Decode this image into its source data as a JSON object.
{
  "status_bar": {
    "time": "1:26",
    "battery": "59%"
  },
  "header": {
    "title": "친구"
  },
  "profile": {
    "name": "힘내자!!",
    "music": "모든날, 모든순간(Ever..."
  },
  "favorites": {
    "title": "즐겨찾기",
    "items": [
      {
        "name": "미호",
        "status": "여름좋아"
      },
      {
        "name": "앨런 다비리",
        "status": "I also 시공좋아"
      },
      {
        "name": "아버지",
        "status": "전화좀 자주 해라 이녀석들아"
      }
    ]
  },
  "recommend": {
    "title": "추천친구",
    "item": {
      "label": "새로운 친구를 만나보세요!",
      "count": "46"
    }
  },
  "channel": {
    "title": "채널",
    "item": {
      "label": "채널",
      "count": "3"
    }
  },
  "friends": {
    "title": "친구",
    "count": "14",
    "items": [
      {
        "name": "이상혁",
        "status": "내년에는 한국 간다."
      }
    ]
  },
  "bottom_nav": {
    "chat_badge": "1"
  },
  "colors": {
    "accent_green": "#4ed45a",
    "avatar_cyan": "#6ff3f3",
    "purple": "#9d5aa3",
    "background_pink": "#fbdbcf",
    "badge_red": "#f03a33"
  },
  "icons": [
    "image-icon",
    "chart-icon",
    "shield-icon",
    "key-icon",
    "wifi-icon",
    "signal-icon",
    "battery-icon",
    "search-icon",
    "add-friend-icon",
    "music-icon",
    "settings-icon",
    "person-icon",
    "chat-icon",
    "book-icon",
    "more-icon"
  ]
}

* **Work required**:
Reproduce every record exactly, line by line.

* **Result of the task**:
Decode this image into its source data as a JSON object.
{
  "status_bar": {
    "time": "1:26",
    "battery": "59%"
  },
  "header": {
    "title": "친구"
  },
  "profile": {
    "name": "힘내자!!",
    "music": "모든날, 모든순간(Ever..."
  },
  "favorites": {
    "title": "즐겨찾기",
    "items": [
      {
        "name": "미호",
        "status": "여름좋아"
      },
      {
        "name": "앨런 다비리",
        "status": "I also 시공좋아"
      },
      {
        "name": "아버지",
        "status": "전화좀 자주 해라 이녀석들아"
      }
    ]
  },
  "recommend": {
    "title": "추천친구",
    "item": {
      "label": "새로운 친구를 만나보세요!",
      "count": "46"
    }
  },
  "channel": {
    "title": "채널",
    "item": {
      "label": "채널",
      "count": "3"
    }
  },
  "friends": {
    "title": "친구",
    "count": "14",
    "items": [
      {
        "name": "이상혁",
        "status": "내년에는 한국 간다."
      }
    ]
  },
  "bottom_nav": {
    "chat_badge": "1"
  },
  "colors": {
    "accent_green": "#4ed45a",
    "avatar_cyan": "#6ff3f3",
    "purple": "#9d5aa3",
    "background_pink": "#fbdbcf",
    "badge_red": "#f03a33"
  },
  "icons": [
    "image-icon",
    "chart-icon",
    "shield-icon",
    "key-icon",
    "wifi-icon",
    "signal-icon",
    "battery-icon",
    "search-icon",
    "add-friend-icon",
    "music-icon",
    "settings-icon",
    "person-icon",
    "chat-icon",
    "book-icon",
    "more-icon"
  ]
}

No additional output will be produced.